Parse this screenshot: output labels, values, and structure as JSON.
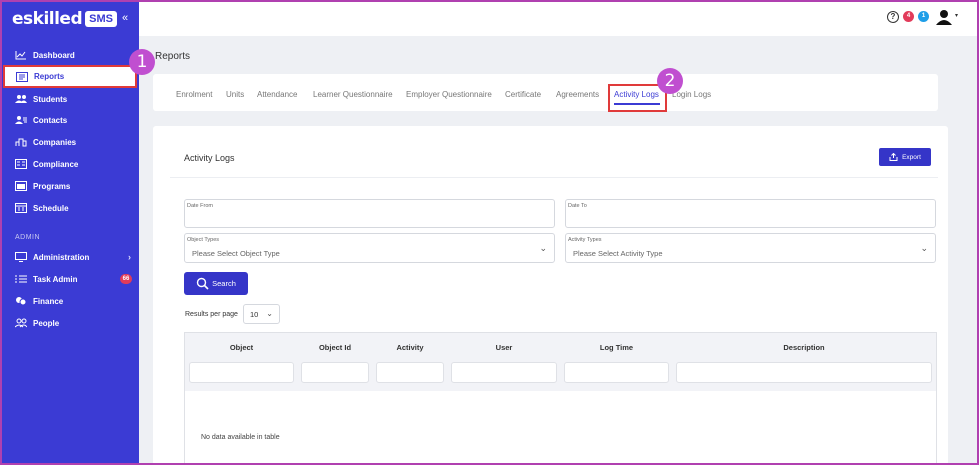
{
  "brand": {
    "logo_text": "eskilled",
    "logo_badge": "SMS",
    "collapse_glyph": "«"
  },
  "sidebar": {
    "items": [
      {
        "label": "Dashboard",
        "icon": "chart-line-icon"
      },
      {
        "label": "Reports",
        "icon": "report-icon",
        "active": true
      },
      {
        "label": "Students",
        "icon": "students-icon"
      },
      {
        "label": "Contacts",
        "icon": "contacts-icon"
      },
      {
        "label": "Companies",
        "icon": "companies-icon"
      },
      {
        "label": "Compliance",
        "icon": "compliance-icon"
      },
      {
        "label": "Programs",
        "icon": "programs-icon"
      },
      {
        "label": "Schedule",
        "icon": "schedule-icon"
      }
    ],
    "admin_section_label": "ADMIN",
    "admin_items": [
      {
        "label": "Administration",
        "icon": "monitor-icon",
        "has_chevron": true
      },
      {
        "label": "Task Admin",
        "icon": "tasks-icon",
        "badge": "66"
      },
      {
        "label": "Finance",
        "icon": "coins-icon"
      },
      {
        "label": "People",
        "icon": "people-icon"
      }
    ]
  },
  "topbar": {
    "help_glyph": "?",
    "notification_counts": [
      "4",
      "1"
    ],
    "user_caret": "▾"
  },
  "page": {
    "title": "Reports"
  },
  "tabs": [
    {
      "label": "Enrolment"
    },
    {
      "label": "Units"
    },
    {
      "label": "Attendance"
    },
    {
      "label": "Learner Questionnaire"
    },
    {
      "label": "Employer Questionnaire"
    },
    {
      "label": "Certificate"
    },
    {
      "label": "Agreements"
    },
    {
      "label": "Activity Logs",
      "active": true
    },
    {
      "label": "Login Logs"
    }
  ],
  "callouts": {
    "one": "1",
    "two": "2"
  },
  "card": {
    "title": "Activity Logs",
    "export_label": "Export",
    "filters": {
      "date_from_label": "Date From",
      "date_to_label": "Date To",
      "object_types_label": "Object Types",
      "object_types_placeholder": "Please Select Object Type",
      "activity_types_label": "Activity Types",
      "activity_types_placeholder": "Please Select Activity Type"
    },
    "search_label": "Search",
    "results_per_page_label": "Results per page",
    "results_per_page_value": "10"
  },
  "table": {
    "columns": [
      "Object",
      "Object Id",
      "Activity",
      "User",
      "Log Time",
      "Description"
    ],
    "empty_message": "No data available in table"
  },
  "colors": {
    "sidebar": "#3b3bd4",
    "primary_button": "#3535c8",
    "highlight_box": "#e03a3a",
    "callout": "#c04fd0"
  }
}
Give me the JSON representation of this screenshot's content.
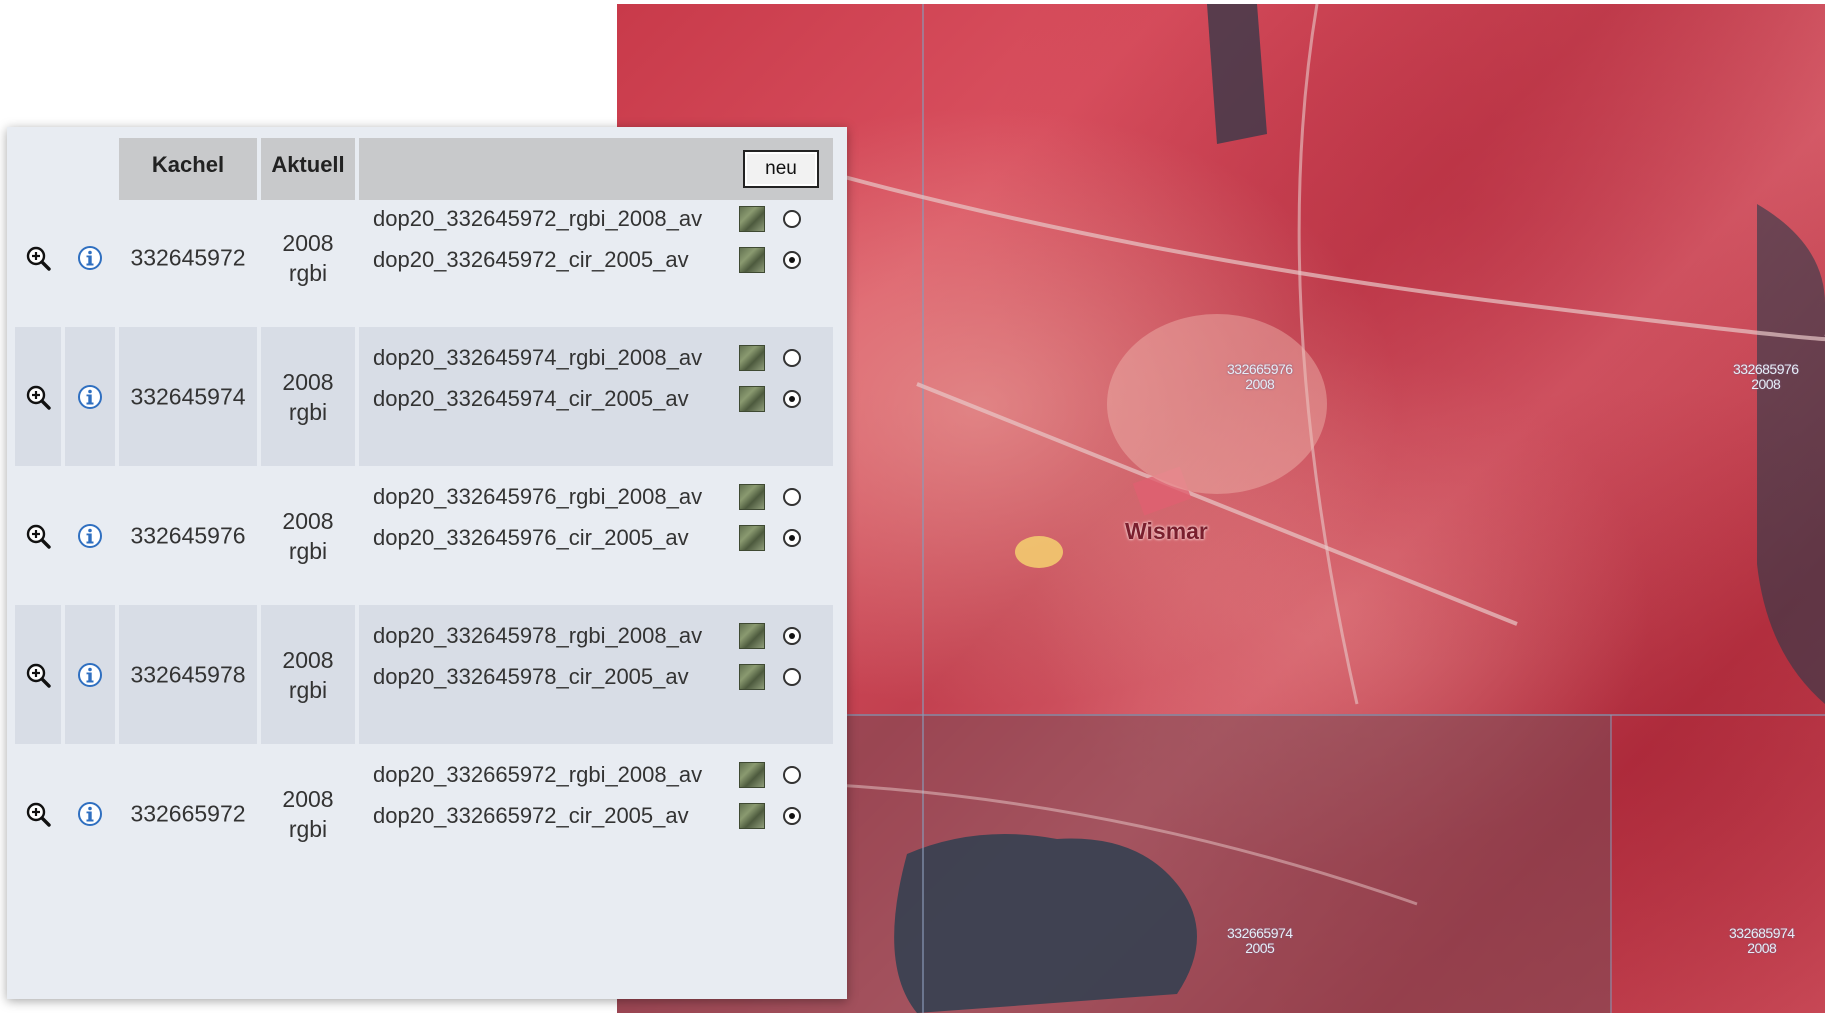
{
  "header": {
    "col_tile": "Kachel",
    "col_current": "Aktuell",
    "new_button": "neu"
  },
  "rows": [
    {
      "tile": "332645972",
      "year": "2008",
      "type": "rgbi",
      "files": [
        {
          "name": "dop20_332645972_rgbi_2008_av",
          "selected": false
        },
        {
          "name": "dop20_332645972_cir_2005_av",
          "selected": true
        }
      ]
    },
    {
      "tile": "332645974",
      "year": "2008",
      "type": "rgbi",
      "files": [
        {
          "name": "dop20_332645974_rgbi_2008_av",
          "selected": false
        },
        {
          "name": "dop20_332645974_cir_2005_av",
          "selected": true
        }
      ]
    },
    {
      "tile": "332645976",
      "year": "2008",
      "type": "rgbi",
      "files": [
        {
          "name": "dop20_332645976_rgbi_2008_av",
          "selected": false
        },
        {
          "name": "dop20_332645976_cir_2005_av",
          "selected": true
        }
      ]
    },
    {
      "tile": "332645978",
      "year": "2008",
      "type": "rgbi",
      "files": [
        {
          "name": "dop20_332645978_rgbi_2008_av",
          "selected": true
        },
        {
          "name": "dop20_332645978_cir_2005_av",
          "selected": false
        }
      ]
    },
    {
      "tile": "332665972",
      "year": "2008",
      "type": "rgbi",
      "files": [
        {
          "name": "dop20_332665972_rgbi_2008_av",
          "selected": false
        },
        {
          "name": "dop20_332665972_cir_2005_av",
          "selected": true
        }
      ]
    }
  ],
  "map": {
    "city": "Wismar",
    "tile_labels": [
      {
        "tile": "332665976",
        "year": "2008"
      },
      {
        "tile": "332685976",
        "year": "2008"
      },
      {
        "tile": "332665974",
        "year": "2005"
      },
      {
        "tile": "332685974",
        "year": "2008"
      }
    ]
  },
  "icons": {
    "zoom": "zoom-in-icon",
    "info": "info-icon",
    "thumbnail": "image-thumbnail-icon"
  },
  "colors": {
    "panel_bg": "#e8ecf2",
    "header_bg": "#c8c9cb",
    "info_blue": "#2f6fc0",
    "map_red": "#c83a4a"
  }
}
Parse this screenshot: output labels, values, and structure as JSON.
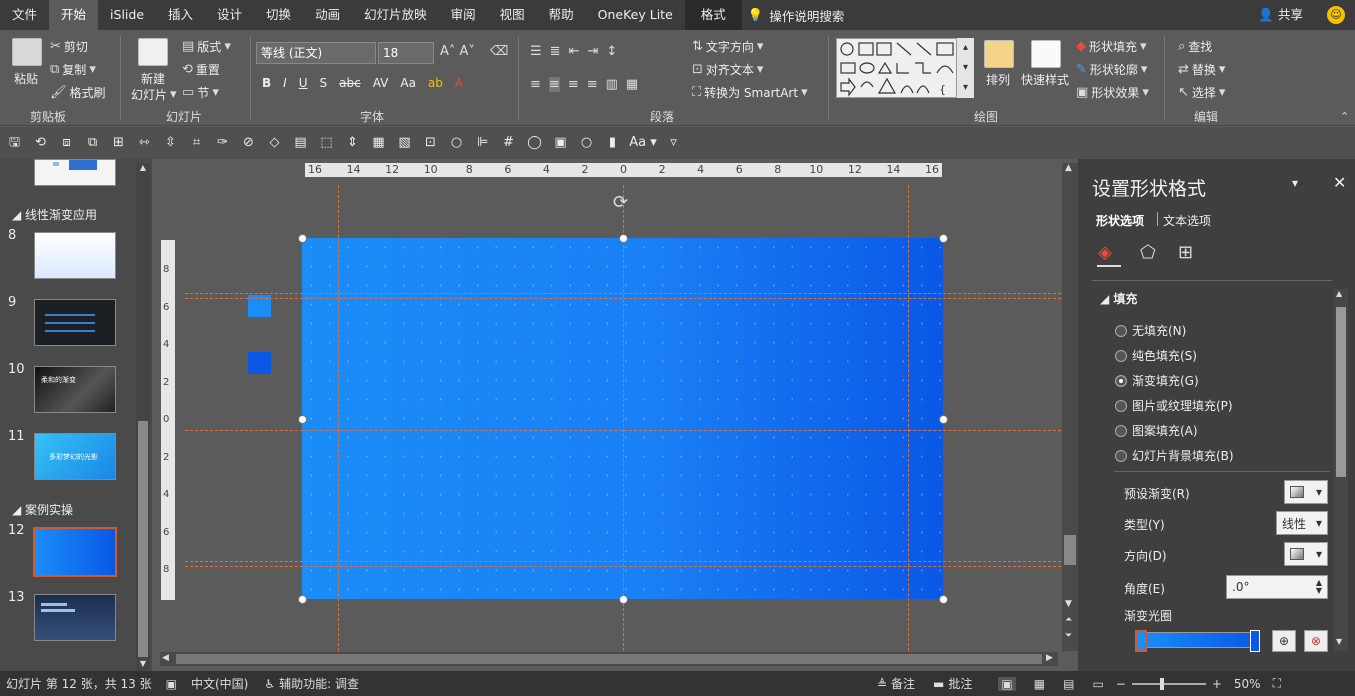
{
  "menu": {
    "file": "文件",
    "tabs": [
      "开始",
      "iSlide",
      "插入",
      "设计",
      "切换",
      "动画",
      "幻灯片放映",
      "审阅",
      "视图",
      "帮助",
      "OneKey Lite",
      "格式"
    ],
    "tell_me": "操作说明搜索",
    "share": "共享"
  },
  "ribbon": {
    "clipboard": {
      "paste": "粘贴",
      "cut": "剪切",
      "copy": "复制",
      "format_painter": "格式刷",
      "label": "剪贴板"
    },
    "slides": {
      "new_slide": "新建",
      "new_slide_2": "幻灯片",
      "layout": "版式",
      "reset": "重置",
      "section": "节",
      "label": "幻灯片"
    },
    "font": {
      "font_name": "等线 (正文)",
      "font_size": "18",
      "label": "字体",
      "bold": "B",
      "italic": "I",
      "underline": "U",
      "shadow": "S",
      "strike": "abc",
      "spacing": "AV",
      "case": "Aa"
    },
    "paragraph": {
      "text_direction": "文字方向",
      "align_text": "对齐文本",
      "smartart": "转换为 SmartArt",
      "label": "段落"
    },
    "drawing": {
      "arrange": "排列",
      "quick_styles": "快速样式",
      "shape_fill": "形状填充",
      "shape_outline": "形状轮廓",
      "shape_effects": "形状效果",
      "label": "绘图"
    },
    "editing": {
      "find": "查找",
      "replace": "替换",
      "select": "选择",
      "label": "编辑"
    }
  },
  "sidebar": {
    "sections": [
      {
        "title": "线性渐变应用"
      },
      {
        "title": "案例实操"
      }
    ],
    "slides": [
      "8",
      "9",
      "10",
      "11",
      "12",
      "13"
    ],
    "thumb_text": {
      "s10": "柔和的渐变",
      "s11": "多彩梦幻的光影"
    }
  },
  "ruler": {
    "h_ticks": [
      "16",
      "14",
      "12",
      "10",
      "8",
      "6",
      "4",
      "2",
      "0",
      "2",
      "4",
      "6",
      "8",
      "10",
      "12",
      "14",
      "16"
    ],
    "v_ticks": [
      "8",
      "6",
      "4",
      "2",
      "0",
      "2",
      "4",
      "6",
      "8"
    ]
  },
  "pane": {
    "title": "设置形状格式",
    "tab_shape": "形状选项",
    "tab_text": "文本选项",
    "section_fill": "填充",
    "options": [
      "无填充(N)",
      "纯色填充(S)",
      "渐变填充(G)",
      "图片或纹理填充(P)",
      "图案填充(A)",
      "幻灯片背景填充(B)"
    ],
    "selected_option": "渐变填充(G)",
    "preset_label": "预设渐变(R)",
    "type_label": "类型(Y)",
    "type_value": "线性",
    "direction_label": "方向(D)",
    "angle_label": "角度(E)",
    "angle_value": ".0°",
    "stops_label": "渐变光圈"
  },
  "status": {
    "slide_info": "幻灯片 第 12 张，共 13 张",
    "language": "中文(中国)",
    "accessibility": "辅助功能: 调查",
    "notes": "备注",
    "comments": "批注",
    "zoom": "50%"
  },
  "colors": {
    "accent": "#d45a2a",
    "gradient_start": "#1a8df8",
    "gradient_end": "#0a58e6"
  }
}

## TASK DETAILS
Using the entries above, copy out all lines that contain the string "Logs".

## TASK RESULT
      "label": "Activity Logs",
      "label": "Login Logs"
    "title": "Activity Logs",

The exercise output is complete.